When asked how many used-car stores are planned, Dyke said, "One hundred is the tip of the iceberg." Dyke made the comment during the group's third quarter conference call with analysts and journalists today.
"It's time for a new player," he added.
No. 1 by far
CarMax sold 408,080 used vehicles in its fiscal year that ended Feb. 29, 2012, making it far and away No. 1 on the Automotive News list of the top 100 dealership groups in the United States as ranked by used-vehicle sales. Sonic is No. 4, with used-vehicle sales of 105,615 in 2012.
In contrast, CarMax ranks No. 107 on the Automotive News list of the top 125 dealership groups in the United States as ranked by retail new-vehicle unit sales, with sales of 7,679 new units in its fiscal 2012.
Sonic is No. 3 on the new-vehicle sales list, with retail sales of 132,136 in 2012.
Dyke said the standalone used-car outlet concept has been on Sonic's radar as least since 2005. The company began working on it in earnest over the last five years or so, he said.
Sonic President Scott Smith said that the company's technological advances will help make a separate used-car operation possible.
For example, he cited the development of a centralized inventory management system. Internal and third-party sales data is analyzed to determine the optimal list price and best store location to sell used-vehicle acquisitions. That, in turn, helps store employees offer the best possible price to customers looking to sell their existing vehicles.

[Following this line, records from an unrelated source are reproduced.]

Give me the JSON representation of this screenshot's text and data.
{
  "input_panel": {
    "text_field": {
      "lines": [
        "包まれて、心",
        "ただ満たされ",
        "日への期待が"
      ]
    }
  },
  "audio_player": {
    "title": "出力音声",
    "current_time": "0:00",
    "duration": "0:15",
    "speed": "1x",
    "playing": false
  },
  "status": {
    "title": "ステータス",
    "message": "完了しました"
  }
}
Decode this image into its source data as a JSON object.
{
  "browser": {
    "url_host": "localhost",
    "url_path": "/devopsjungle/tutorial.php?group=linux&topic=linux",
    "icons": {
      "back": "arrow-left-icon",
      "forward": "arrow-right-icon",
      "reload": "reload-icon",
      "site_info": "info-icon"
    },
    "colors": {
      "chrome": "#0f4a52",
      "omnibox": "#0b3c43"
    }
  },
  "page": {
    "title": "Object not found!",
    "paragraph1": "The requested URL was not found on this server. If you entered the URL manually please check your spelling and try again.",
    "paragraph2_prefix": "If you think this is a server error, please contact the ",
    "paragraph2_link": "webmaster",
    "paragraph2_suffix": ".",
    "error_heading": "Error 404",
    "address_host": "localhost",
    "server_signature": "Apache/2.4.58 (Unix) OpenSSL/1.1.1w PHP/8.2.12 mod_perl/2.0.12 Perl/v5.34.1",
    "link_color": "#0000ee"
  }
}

"We've been learning over the last five years to execute this model," Smith told Automotive News following the conference call. "It took us a lot of time to build and develop this technology and processes and to learn from it. If anybody wanted to go copy CarMax today, it would be very, very difficult.
"If anybody wanted to copy what we're rolling out, it would be very, very difficult and take a tremendous amount of time."
Separate managers, brand
The used-vehicle operation will have its own dedicated management team, a separate national brand and a national footprint, Dyke said. It will specialize in vehicles up to 10 years old with an average price range of $14,000 to $18,000.
Dyke would not give details about the used-car stores' size and inventory but said they will not copy the "big box" store concept for which CarMax is noted.
CarMax officials did not immediately return calls requesting comment.